Press "Enter" to skip to content

Day: May 22, 2024

Removing Elements from a Vector in R

Steven Sanderson wants to leave one of these things out:

Working with vectors is one of the fundamental aspects of R programming. Sometimes, you need to remove specific elements from a vector to clean your data or prepare it for analysis. This post will guide you through several methods to achieve this, using base R, dplyr, and data.table. We’ll look at examples for both numeric and character vectors and explain the code in a straightforward manner. By the end, you’ll have a clear understanding of how to manipulate your vectors efficiently. Let’s dive in!

Read on for three pairs of examples, one for numeric vectors and one for character vectors.

Comments closed

Accuracy is Not Enough for Classification

I have a new video:

In this video, I explain why accuracy is not the be-all, end-all measure for classification. After that, I introduce the confusion matrix, a mechanism for tracking predicted versus actual values. Then, I talk about a variety of measures and how we can derive them from the confusion matrix.

The trickiest part of the confusion matrix measures is just remembering which measures comport to which combinations in the matrix. The second-trickiest part of the confusion matrix is that R and Python invert them, so reading across the top row in R is equivalent to reading down the first column in Python.

Comments closed

Diagnosing DirectQuery Connection Limit Performance Problems

Chris Webb does a bit of sleuthing:

A few months ago I blogged about the new limits available for the Maximum Connections Per Data Source property in Premium and why the number of connections that a DirectQuery semantic model can open to a data source is so important for report performance. At that time, however, there was no way for you to know whether the performance of your reports was being affected by a lack of available connections. The good news is that, with the announcement this week of the new Execution Metrics event in Log Analytics and Profiler, you can now see when this is happening.

Read on for an illustration of the problem and how you can resolve it.

Comments closed

Data Connections in Microsoft Fabric

Soheil Bakhshi takes us through the ins and outs of data connections:

Managing data connections in Microsoft Fabric can be challenging if you’re unsure where to start. This blog post and its detailed YouTube video will help you find, manage, and share the existing data connections, making your workflow more efficient and streamlined. A meaningful use case for this feature is to reuse the existing connections leading to more controlled connections to the data sources. More on this later in this blog.

Click through for the article and link to the video.

Comments closed

Window Functions and DAX

Marco Russo and Alberto Ferrari explain how window functions work in DAX:

Window functions like OFFSET and WINDOW return rows from a table based on the current row. For example, OFFSET (-1) returns the previous row. The main question is: how does OFFSET determine the current row? Intuitively, it searches in the row context and in the filter context for values of columns, and it determines the current row. Unfortunately, that intuitive understanding is missing many details. Although it is easy to intuit the current row in simple queries, things are sometimes more complex. To make sense of the current row in a non-trivial scenario, you need to understand apply semantics.

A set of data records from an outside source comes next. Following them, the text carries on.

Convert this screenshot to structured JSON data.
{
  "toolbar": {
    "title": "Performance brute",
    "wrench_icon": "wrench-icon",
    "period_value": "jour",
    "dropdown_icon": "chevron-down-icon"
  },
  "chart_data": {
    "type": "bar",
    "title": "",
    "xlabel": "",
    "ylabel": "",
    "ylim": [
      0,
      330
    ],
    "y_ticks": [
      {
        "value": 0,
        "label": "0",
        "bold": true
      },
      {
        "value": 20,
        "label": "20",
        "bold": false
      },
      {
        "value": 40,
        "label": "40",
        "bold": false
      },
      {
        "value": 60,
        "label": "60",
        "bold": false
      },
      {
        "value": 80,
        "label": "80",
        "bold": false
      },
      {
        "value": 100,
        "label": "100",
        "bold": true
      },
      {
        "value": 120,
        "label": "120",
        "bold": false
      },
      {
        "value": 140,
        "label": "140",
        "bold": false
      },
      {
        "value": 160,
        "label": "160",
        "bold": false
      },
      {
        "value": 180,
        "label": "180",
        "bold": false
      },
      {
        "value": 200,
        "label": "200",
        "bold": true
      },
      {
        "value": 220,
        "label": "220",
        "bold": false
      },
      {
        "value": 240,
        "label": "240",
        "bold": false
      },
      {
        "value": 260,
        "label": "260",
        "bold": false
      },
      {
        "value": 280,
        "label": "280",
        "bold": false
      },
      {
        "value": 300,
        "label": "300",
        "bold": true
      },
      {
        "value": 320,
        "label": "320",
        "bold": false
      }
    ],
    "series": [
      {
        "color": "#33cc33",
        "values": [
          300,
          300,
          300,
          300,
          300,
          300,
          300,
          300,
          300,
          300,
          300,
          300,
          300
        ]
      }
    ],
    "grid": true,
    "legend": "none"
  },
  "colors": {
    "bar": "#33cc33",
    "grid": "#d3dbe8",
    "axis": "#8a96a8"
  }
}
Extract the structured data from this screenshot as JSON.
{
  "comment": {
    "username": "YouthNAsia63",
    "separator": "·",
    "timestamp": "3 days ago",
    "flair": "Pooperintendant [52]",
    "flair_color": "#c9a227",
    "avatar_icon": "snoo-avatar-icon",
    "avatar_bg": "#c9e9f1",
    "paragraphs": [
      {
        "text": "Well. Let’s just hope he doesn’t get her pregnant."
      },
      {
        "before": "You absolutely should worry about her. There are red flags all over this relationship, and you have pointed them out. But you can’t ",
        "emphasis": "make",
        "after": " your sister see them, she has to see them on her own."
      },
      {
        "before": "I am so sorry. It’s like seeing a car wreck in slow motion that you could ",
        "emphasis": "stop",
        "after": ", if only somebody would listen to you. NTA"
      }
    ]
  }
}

Read on to learn more, especially when there are partition groups (think the PARTITION BY section in a T-SQL window clause).

Comments closed

An Introduction to pg_timeseries

Samay Sharma and Jason Petersen have an announcement:

We are excited to launch pg_timeseries: a PostgreSQL extension focused on creating a cohesive user experience around the creation, maintenance, and use of time-series tables. You can now use pg_timeseries to create time-series tables, configure the compression and retention of older data, monitor time-series partitions, and run complex time-series analytics functions with a user-friendly syntax. pg_timeseries is open-sourced under the PostgreSQL license and can be added to your existing PostgreSQL installation or tried as a part of the Timeseries Stack on Tembo Cloud.

Read on to learn more about how it works. The syntax and concepts do remind me a good bit of InfluxDB, as well.

Comments closed